During our educational years, we may have learned about supply and demand. However, when do supply and demand become price gouging? It was mentioned that the NRG Stadium in Houston where Superbowl LI took place had bottled water priced at $6 each and a cup of soda at $11 each. Popcorn was listed at $15, and a scoop of ice cream was $11. Yes, we have perhaps witnessed an event where prices are so out of control or bizarre that we avoid concerts or supporting the arts altogether.

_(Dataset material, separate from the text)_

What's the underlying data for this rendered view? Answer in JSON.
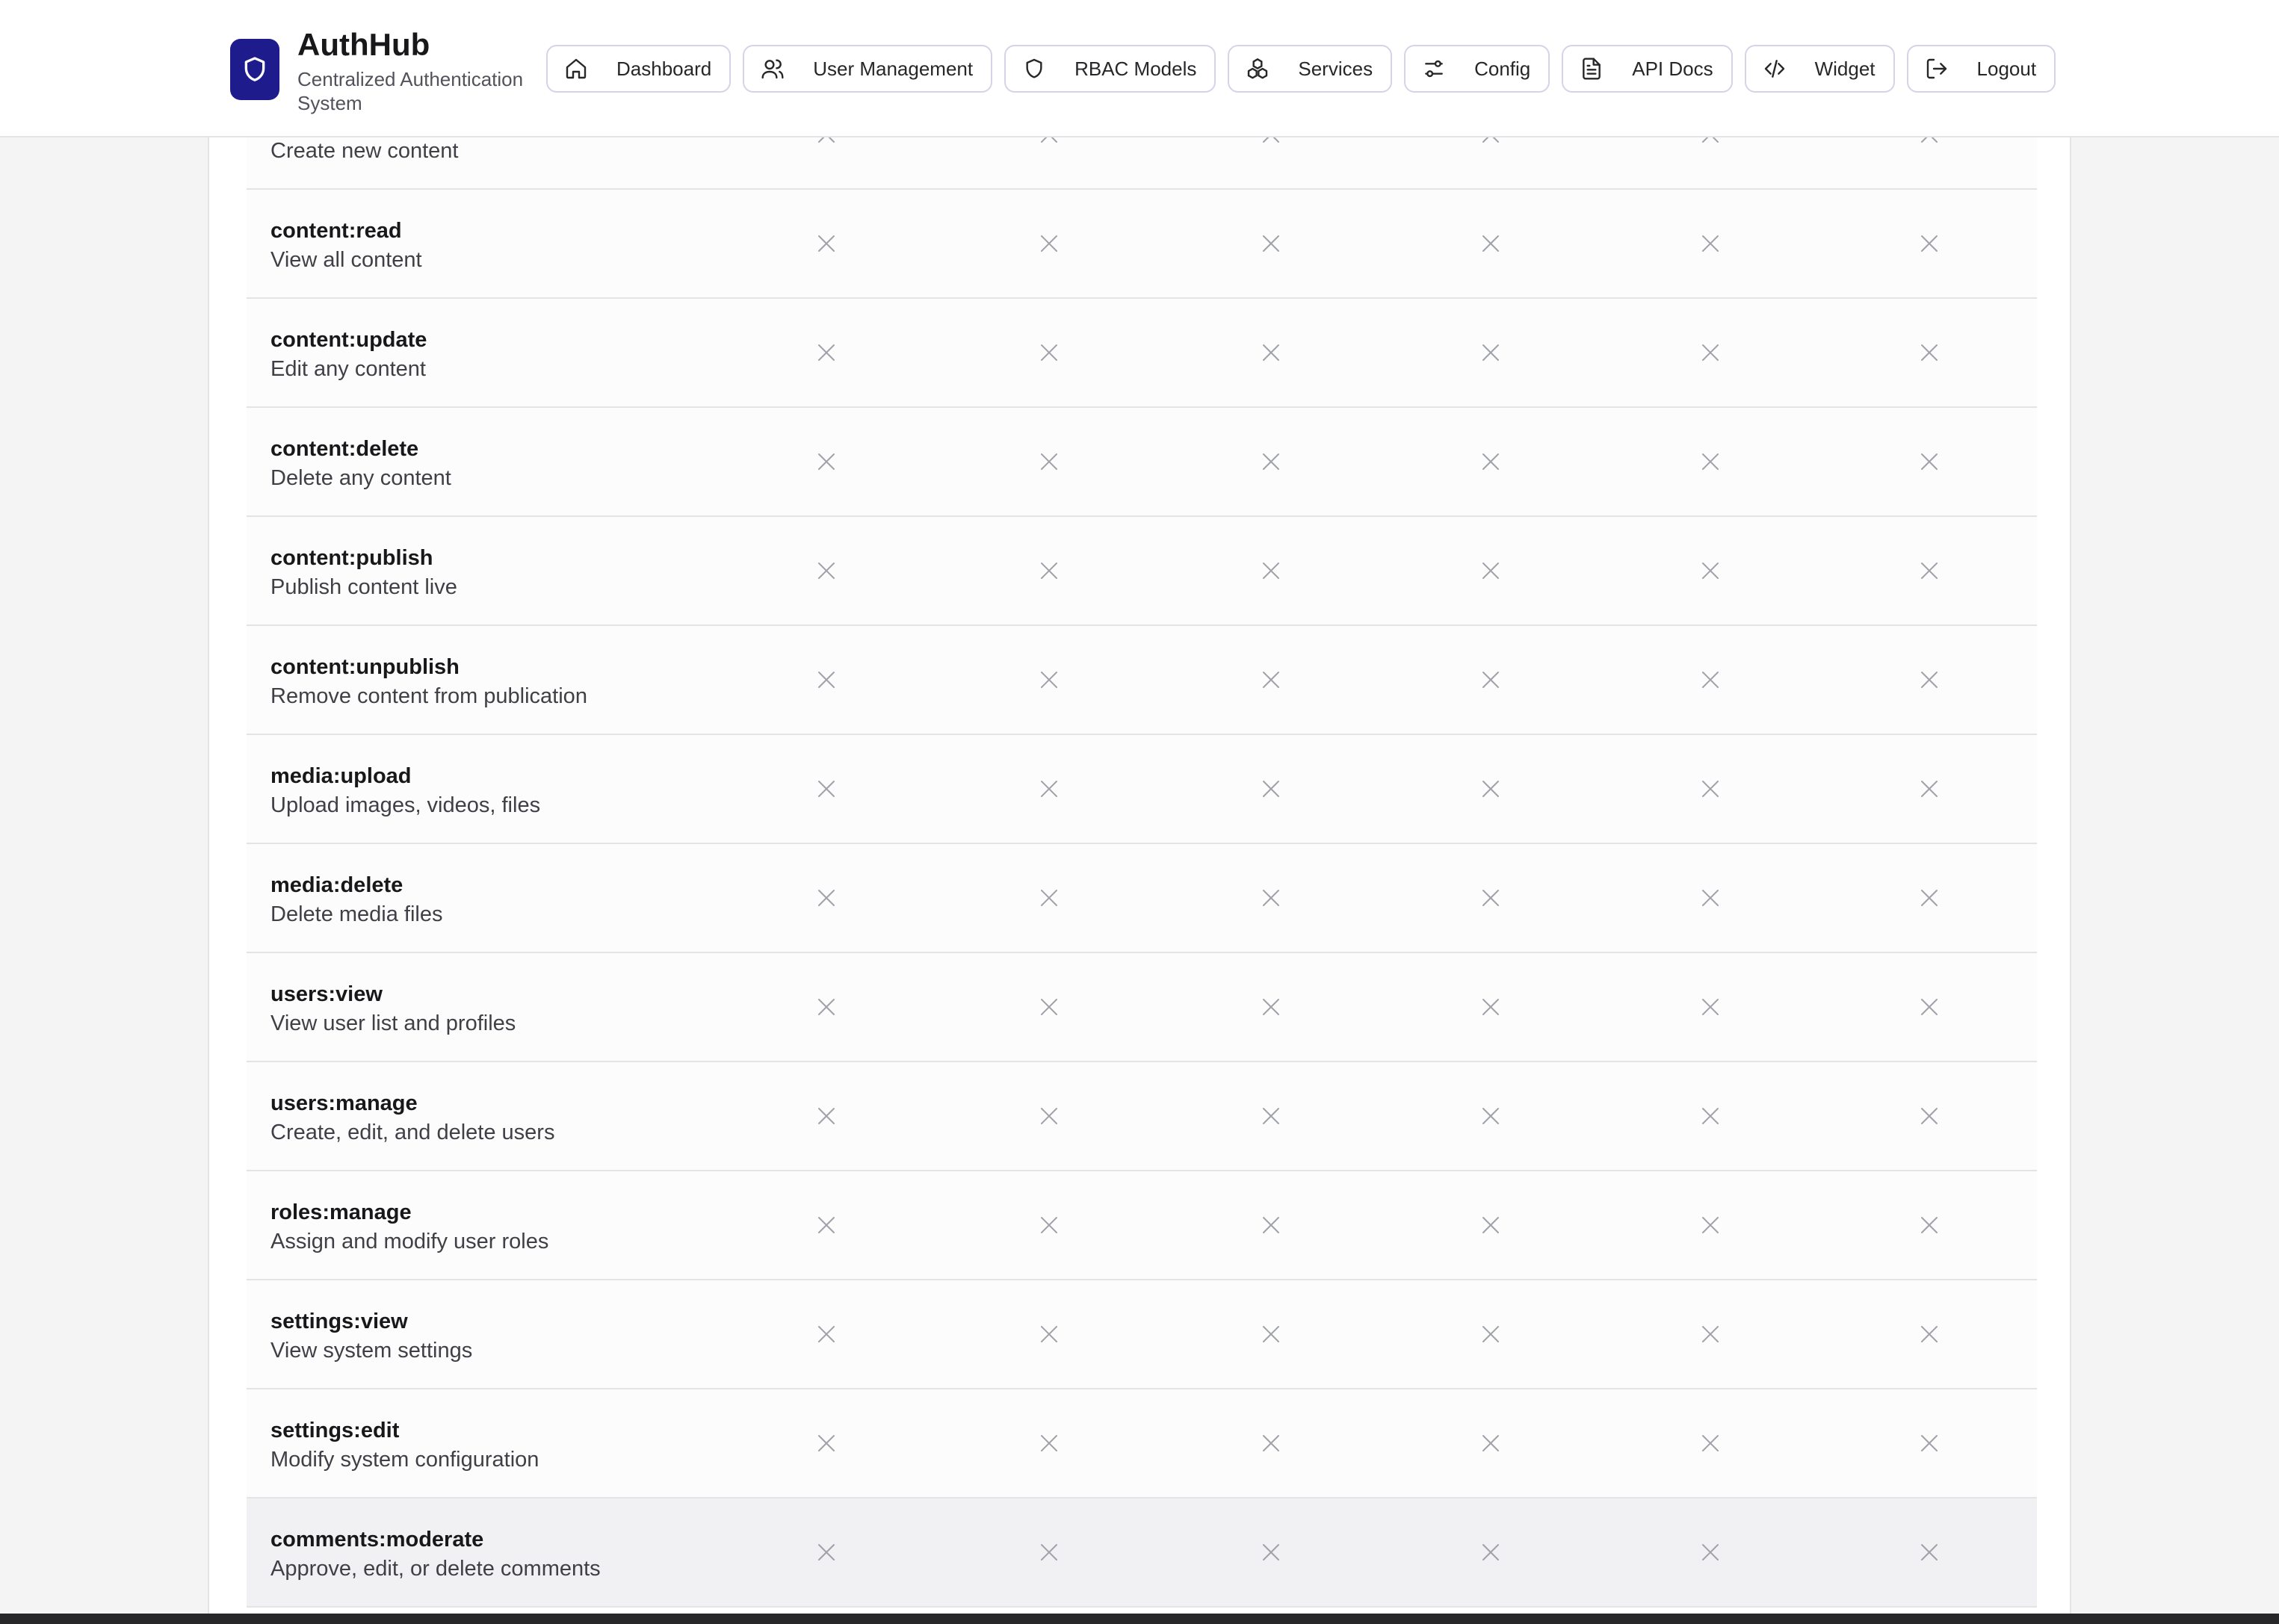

It is bad enough that our supply and demand needs currently have us paying an average cost of a movie ticket at $10 or more only to be punished by having to watch a barrage of movie trailers and commercials just to get a decent seat. The snack bar at theaters is no secret to a majority of us that already see skyrocketing popcorn prices and basic drinks starting prices as if we are at a Superbowl event. The sad part is that we pay those ridiculous prices.

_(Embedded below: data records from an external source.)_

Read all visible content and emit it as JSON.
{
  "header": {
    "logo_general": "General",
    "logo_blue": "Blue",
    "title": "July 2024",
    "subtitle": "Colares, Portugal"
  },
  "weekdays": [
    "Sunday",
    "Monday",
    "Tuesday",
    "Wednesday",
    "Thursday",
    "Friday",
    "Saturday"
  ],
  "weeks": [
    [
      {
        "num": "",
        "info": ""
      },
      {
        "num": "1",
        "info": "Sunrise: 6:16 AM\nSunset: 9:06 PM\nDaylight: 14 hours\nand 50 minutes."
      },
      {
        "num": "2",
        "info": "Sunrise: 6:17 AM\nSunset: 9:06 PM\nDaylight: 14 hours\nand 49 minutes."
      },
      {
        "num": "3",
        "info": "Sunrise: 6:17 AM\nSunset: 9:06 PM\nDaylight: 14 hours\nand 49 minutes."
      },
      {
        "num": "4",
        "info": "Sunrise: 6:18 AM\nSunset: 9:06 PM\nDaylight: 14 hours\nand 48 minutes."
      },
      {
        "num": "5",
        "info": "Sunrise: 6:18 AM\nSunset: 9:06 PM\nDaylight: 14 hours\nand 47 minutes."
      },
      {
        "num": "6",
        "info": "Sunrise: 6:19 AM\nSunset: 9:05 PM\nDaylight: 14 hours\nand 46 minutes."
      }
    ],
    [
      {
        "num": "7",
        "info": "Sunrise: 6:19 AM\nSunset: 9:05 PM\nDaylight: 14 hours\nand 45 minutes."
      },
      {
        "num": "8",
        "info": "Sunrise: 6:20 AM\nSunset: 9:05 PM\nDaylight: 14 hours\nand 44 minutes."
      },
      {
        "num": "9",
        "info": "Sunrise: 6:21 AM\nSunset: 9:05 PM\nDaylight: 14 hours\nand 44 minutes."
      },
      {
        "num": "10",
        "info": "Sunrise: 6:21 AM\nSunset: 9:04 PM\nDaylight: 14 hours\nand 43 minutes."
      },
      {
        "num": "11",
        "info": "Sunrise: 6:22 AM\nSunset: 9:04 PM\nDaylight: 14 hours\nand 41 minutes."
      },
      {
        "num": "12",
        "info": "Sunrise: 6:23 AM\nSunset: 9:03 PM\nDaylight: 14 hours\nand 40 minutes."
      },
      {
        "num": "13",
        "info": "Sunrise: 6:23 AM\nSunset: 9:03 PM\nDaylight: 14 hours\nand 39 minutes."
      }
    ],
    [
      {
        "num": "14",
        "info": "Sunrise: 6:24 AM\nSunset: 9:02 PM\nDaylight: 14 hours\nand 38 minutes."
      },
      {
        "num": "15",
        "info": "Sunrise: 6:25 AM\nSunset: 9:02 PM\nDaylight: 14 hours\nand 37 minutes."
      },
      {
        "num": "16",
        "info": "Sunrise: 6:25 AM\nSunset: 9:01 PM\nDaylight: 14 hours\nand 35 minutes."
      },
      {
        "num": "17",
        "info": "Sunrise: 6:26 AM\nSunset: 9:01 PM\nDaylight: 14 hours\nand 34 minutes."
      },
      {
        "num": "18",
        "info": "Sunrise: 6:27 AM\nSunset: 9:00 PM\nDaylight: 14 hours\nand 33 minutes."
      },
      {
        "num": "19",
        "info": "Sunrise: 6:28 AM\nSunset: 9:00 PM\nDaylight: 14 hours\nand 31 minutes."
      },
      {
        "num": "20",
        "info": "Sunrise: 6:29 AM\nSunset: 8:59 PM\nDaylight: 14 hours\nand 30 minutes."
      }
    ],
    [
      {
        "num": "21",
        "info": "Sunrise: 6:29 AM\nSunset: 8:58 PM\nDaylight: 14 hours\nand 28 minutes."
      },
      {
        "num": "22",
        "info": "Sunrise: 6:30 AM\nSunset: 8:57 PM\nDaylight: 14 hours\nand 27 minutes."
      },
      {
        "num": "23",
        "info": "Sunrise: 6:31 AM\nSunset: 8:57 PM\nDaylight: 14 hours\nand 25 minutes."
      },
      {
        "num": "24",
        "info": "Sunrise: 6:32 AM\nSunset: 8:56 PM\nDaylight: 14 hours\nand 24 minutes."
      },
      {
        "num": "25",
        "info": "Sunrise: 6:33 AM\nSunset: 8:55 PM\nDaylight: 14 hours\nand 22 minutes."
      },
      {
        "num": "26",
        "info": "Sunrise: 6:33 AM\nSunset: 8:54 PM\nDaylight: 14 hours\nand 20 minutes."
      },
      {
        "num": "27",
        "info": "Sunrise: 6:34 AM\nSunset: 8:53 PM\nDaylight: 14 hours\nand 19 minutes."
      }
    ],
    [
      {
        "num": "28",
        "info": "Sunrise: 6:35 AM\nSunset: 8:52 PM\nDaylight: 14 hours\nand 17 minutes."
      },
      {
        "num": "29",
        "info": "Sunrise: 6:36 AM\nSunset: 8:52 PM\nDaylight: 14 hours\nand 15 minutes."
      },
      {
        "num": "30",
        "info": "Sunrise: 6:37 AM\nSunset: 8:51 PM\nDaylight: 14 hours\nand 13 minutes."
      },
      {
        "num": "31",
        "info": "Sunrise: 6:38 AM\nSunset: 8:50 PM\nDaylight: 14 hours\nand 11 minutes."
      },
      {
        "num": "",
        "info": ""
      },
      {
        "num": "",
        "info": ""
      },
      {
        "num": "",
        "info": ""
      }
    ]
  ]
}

There was a time where people would come together and enjoy events without such unreasonable prices. Concert or event tickets are controlled by ticket companies that levy additional fees. We are merely left at the mercy of either paying for it or hopefully watching it later on an HBO special or DVD. Personally, I do not mind convenience, but I do mind being exploited. Exploitation of supply and demand methods eventually harm the intended purpose. For example, Circus prices became so expensive as well as souvenirs that it crippled its business model and became bankrupt. Some states have price gouging laws. However, it is hard to prosecute and enforce.

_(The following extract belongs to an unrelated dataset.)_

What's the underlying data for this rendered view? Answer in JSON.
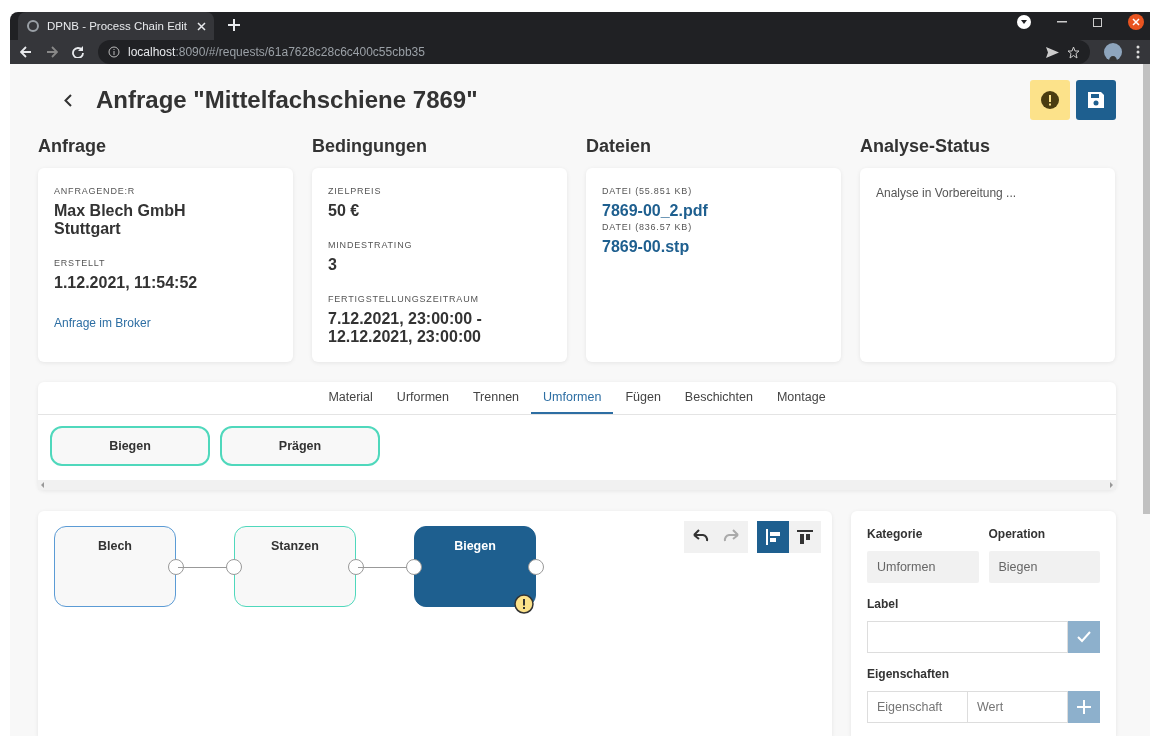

I support for free enterprise and competition. However, I am wary where supply and demand become exploitative and diminishes an event that has an ability to bring people together. A bucket of regular standard unflavored popcorn should hardly cost $15. A basic cup of soda should not cost $11. Then again, parking at an event should not cost $20. We should reassess a fair market system where supply and demand in a public setting are equitable and reasonable for all. Otherwise, stadiums and certain events create a culture of black marketing where we lose focus on the actual event.